I started my research soon after the mock simulation which was sort of a rehearsal for the real thing. All the students were there and the chairman that was supervising us then was the same one to be assessing us during the final conference.

The mock simulation went great. I made even more friends and laughed a lot but the best part was definitely that I had acquired a more concrete idea of what we were supposed to do and how we were supposed to behave.

All that was ahead now was the final conference, the last piece of the puzzle and the most important one.

Stay tuned...

Saturday, May 7, 2011

The MUN experience -part one-

It was towards the end of the month of December 2010 that the librarian at our school came to us with the news of the launch of this years' MUN Global Classrooms at the Lebanese American University.

It was the first year our school participates at the event and it was only thanks to the insistence of our librarian on the importance of the students of our school to get the opportunity to take part in the event that out school officials agreed on entering the competition.

At first, the whole thing was a complete blur.

When Elianne (the librarian) first introduced the project all she said was that it was in English, that it was a once in a lifetime opportunity (literally since we were only allowed to participate once), that we had to attend seven training sessions set on the LAU campus in Beirut and that seven lucky winners of the first prize would be flown to NYC.

I was hesitant about putting my name up for participation at first mainly because of the problem of lack of transportation; I was sure even though my aunt had a car she would never agree to drive me to and from Beirut each weekend for two months.
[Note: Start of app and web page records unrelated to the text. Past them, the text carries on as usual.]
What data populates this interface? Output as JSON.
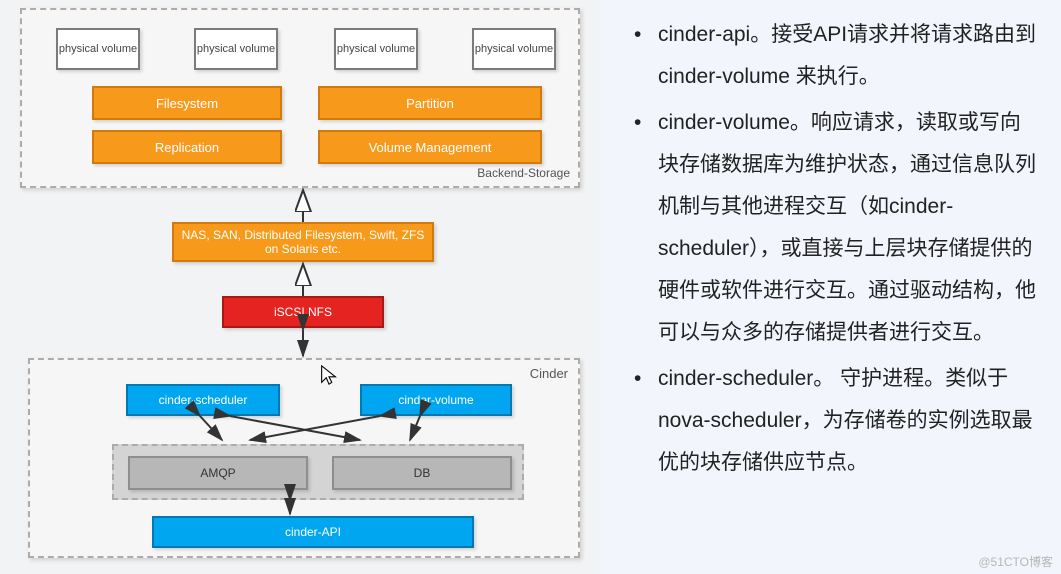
{
  "diagram": {
    "backend_storage": {
      "label": "Backend-Storage",
      "physical_volumes": [
        "physical volume",
        "physical volume",
        "physical volume",
        "physical volume"
      ],
      "filesystem": "Filesystem",
      "replication": "Replication",
      "partition": "Partition",
      "volume_management": "Volume Management"
    },
    "middle": {
      "nas": "NAS, SAN, Distributed Filesystem, Swift, ZFS on Solaris etc.",
      "iscsi": "iSCSI,NFS"
    },
    "cinder": {
      "label": "Cinder",
      "scheduler": "cinder-scheduler",
      "volume": "cinder-volume",
      "amqp": "AMQP",
      "db": "DB",
      "api": "cinder-API"
    }
  },
  "bullets": {
    "b1": "cinder-api。接受API请求并将请求路由到 cinder-volume 来执行。",
    "b2": "cinder-volume。响应请求，读取或写向块存储数据库为维护状态，通过信息队列机制与其他进程交互（如cinder-scheduler），或直接与上层块存储提供的硬件或软件进行交互。通过驱动结构，他可以与众多的存储提供者进行交互。",
    "b3": "cinder-scheduler。 守护进程。类似于nova-scheduler，为存储卷的实例选取最优的块存储供应节点。"
  },
  "watermark": "@51CTO博客"
}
Everyone in class encouraged me to put my name in anyway and figure something out later. After many considerations, I finally decided I would do it and signed up to become an MUNer (as we started calling ourselves later on :P)

The first step for me was to try to find out how I would be going to these training sessions. I still had no idea when they were going to take place; the days, the time. I had no idea what was required, and every time I trying to ask Elianne about these details she would tell me that he would let us in on all the details in time. I trusted her and focused on finding a ride to the university and eventually found out that when of my classmates who lived in Kfarchima was participating as well and ended up going to the training sessions with him in the following months.
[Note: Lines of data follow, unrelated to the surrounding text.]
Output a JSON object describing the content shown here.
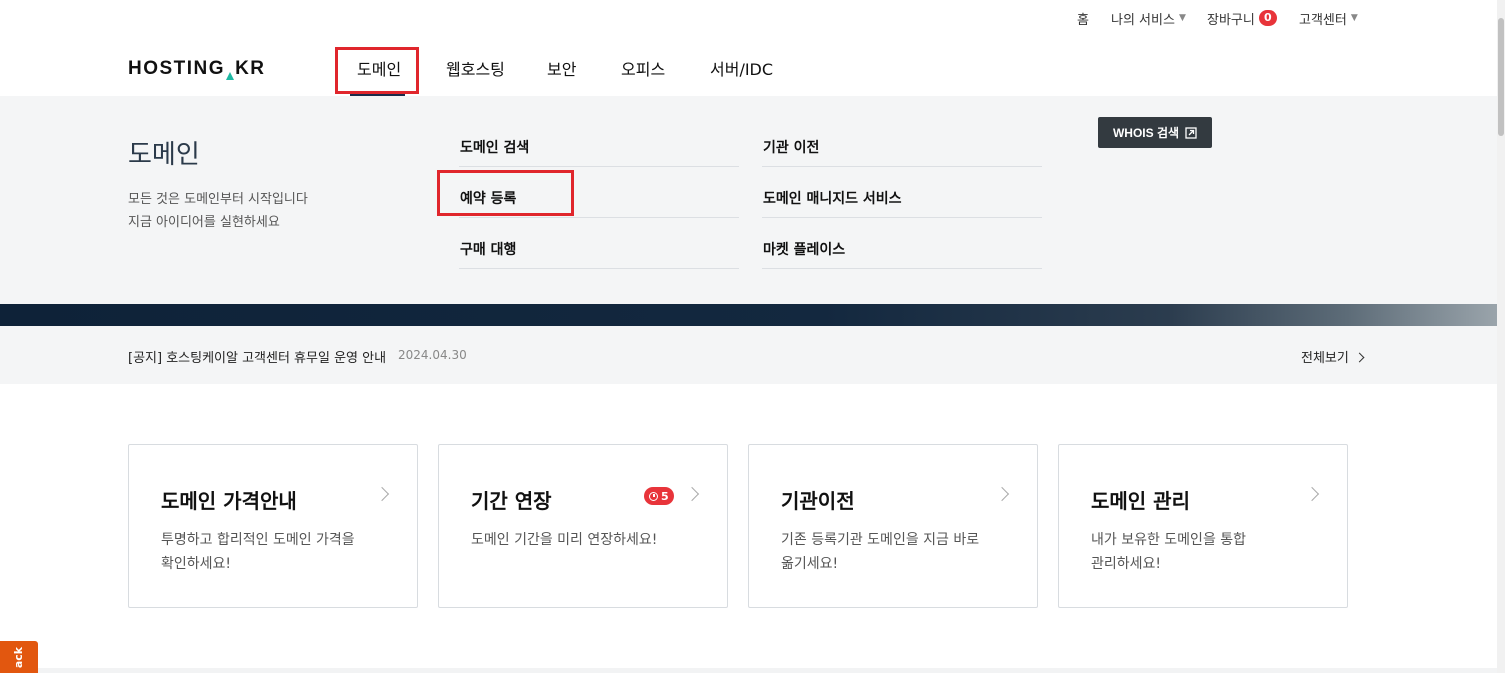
{
  "utility": {
    "home": "홈",
    "my_services": "나의 서비스",
    "cart": "장바구니",
    "cart_count": "0",
    "support": "고객센터"
  },
  "logo": {
    "part1": "HOSTING",
    "part2": "KR"
  },
  "nav": {
    "items": [
      {
        "label": "도메인"
      },
      {
        "label": "웹호스팅"
      },
      {
        "label": "보안"
      },
      {
        "label": "오피스"
      },
      {
        "label": "서버/IDC"
      }
    ]
  },
  "mega": {
    "title": "도메인",
    "desc_line1": "모든 것은 도메인부터 시작입니다",
    "desc_line2": "지금 아이디어를 실현하세요",
    "col1": [
      {
        "label": "도메인 검색"
      },
      {
        "label": "예약 등록"
      },
      {
        "label": "구매 대행"
      }
    ],
    "col2": [
      {
        "label": "기관 이전"
      },
      {
        "label": "도메인 매니지드 서비스"
      },
      {
        "label": "마켓 플레이스"
      }
    ],
    "whois_button": "WHOIS 검색"
  },
  "notice": {
    "text": "[공지] 호스팅케이알 고객센터 휴무일 운영 안내",
    "date": "2024.04.30",
    "view_all": "전체보기"
  },
  "cards": [
    {
      "title": "도메인 가격안내",
      "desc1": "투명하고 합리적인 도메인 가격을",
      "desc2": "확인하세요!"
    },
    {
      "title": "기간 연장",
      "desc1": "도메인 기간을 미리 연장하세요!",
      "desc2": "",
      "badge": "5"
    },
    {
      "title": "기관이전",
      "desc1": "기존 등록기관 도메인을 지금 바로",
      "desc2": "옮기세요!"
    },
    {
      "title": "도메인 관리",
      "desc1": "내가 보유한 도메인을 통합",
      "desc2": "관리하세요!"
    }
  ],
  "feedback": "ack",
  "colors": {
    "accent_red": "#e0262c",
    "badge_red": "#e8343a",
    "navy": "#1c2b4a",
    "feedback_orange": "#e2570f"
  }
}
Our first training session, as we later found out, was set to take place on January 8th. 

When we first got to the university, on a particularly rainy day, we could just feel the excitement in the air. It was everyone's first (and only) time taking part in this and it was clearly no one had any idea what lay ahead.

The first shock was seeing that all the other schools had sent officials and teachers to monitor the students, in addition to advisers (students who took part in MUN in previous years). Everyone looked organized and more or less prepared, and there we were, ten students from SSCC Hadath standing in the middle of enormous crowds with no idea what we were supposed to do. Elianne had obviously dismissed the necessity of accompanying us and found almost offensive that we called her and asked her why she hadn't come along and whether she was going to at all that day.

The rest of the day was far more interesting...We were divided into groups in class  (purple classroom and proud :P) and mine was absolutely the best. We called our group sushi for some reason and spent the rest of the day (even after the group activity was over) laughing and "innocently" making fun of the stupidest things. It was probably just the nerves but at the end of the day we all felt like we had known each other for a lifetime and not just a few hours. The best part was definitely the fact that all 69 faces (:P what luck hun?!) were new; no two schoolmates were assigned to the same classroom.

That was the best end I could have hope for for that day.

I got everyone's phone number and we still talk from time to time.

(The story is still far from over but I think it would be better that I write it in small passages to avoid readers' boredom :P)

Stay tuned...